MELITA PERŠOLJA1, MIRKO MARKIČ2, DRAGICA BLATNIK3, ALVISA PALESE4
1Faculty of Health Sciences, Nova Gorica Unit, University of Primorska, Slovenia - 2Faculty of Management, University of Primorska, Slovenia - 3Izola General Hospital, Izola, Slovenia - 4Department of Medical Sciences, University of Udine, Udine, Italy
Introduction: There is limited evidence on the relationship between patients’ satisfaction with nursing care and some vari- ables in medical units in post-transitional countries.

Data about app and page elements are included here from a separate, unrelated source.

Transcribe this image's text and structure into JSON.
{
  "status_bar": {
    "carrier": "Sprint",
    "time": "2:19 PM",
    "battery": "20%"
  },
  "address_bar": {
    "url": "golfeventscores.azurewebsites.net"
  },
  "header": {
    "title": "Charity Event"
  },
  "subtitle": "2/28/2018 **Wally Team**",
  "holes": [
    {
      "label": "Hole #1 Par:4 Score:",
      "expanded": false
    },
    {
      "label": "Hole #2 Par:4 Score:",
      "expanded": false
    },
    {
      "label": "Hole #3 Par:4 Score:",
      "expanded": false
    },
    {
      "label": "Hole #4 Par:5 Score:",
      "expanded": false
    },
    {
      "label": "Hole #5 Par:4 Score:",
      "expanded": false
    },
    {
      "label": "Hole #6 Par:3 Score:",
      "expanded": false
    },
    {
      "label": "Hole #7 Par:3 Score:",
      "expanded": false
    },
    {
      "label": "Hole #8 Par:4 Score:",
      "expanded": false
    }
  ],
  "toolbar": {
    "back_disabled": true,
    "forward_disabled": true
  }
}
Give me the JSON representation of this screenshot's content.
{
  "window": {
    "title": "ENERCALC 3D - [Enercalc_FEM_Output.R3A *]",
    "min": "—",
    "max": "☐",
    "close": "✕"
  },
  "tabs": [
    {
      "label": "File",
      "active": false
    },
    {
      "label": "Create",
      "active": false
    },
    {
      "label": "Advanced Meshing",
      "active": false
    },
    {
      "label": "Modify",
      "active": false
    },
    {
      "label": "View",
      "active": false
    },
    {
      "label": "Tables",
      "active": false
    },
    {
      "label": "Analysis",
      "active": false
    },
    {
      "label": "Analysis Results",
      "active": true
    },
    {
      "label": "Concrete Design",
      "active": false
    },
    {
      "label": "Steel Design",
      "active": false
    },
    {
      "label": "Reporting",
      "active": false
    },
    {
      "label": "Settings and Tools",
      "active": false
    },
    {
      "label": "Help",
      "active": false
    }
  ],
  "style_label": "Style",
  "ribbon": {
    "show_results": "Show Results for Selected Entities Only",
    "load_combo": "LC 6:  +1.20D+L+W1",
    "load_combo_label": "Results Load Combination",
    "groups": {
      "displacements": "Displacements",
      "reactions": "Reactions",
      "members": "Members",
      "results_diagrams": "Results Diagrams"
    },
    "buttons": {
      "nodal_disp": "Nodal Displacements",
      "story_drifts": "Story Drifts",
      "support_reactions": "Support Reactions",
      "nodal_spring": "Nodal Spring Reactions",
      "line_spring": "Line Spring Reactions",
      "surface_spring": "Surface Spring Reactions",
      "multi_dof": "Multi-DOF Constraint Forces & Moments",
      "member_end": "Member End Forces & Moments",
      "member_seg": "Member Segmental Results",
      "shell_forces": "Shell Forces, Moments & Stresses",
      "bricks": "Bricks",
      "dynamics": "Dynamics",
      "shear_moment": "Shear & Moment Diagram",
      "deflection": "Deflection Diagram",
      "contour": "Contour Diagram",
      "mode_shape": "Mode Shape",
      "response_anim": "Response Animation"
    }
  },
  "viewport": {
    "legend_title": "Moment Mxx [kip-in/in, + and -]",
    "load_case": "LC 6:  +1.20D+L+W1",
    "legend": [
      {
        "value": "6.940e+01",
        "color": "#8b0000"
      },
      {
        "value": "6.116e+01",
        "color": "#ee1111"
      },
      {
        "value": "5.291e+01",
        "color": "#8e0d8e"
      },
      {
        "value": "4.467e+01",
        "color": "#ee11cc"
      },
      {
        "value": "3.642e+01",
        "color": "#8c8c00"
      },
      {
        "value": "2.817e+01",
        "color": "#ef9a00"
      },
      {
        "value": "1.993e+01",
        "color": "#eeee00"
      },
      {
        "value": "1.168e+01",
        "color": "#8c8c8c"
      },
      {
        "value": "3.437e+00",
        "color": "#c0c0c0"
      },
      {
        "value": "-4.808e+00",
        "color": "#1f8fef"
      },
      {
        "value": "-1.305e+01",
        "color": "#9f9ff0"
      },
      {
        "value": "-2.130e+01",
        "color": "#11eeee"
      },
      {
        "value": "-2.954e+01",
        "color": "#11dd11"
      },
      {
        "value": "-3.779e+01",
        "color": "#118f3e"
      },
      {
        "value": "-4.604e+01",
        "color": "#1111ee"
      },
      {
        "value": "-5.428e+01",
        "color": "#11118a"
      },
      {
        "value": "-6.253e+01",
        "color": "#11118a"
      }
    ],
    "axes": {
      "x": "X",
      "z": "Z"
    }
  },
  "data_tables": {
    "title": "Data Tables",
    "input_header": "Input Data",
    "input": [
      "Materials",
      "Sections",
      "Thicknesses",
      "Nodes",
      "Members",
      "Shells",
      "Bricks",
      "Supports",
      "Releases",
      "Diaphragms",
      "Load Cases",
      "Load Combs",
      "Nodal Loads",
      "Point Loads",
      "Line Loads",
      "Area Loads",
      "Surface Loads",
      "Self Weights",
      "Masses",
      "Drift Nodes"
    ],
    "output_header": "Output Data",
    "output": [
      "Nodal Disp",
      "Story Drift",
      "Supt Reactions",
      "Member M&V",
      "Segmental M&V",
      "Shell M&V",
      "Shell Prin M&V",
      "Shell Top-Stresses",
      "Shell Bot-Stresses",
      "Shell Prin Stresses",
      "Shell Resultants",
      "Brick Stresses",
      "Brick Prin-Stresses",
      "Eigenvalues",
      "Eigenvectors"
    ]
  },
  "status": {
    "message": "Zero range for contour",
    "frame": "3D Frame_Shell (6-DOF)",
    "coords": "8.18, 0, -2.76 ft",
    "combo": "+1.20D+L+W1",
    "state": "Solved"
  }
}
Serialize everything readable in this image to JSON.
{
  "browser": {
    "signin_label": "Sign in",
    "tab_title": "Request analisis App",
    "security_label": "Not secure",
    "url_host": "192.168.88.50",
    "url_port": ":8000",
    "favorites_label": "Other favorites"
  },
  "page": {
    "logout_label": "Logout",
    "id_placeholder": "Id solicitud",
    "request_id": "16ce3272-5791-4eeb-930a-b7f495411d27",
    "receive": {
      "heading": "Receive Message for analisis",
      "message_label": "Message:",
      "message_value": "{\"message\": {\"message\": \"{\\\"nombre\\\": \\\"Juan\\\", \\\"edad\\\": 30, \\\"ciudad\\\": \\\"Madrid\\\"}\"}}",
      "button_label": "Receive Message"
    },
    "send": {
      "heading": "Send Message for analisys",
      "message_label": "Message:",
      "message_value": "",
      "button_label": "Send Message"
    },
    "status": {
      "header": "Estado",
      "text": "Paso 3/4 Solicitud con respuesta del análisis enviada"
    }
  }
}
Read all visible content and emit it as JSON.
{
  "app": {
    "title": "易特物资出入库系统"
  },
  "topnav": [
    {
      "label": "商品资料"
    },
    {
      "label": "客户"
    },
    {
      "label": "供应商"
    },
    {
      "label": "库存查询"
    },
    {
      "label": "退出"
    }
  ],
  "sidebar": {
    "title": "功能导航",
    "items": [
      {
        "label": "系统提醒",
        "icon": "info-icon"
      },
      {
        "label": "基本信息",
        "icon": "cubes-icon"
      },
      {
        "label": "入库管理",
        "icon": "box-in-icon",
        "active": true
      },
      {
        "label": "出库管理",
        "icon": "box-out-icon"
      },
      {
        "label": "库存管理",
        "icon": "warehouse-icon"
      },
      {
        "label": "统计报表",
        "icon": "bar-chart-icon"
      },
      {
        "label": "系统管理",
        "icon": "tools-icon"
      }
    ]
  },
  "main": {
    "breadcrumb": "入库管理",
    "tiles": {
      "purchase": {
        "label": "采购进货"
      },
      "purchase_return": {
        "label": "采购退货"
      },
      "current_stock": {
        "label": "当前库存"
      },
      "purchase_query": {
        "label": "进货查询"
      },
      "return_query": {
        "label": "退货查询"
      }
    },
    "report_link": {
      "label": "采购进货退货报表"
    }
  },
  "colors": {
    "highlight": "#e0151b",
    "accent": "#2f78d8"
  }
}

Materials and methods: This correlational study design was aimed at discovering correlations, if any, between the patient satisfaction with nursing care and nursing care activities. The study was performed in a Slovenian medical hospital, and variables were collected at (1) the ward level (patients cared for on a daily basis; number of hours/patients a day), (2) nursing care level, by observing nursing activities at 10-minute intervals; and (3) at the patient level, by administering the Patient Perception of Hospital Experience with Nursing tool.
Results: A total of 218 patients were involved, and their satisfaction with nursing care was high (average=4.42, Sd=0.53). On average, 80 patients were cared for per day at the unit level by ensuring around 3.6 hours of nursing care; 7,732 activities were performed by 43 nursing personnel, and only a third (n=2,842, 36.8%) of all nursing activities were performed in contact with the patient. Patient satisfaction was significantly negatively correlated with the number of patients cared for at the unit level on a daily basis (p <0.000). On the contrary, it was positively correlated (p <0.000) with the amount of care hours/patient/day, and with some direct care activities (p<0.000).
Conclusions: To ensure patient satisfaction, more nurses should deal with the increased number of patients admitted in the medical units. It is recommended to increase the amount of nursing care offered by registered nurses, given that the competences acquired at the academic level can affect the environment and the caring processes and, thereby, the patients’ satisfaction.
evidence-based healthcare management, medical units, nursing service hospital, nursing care, patient satisfaction post-transitional country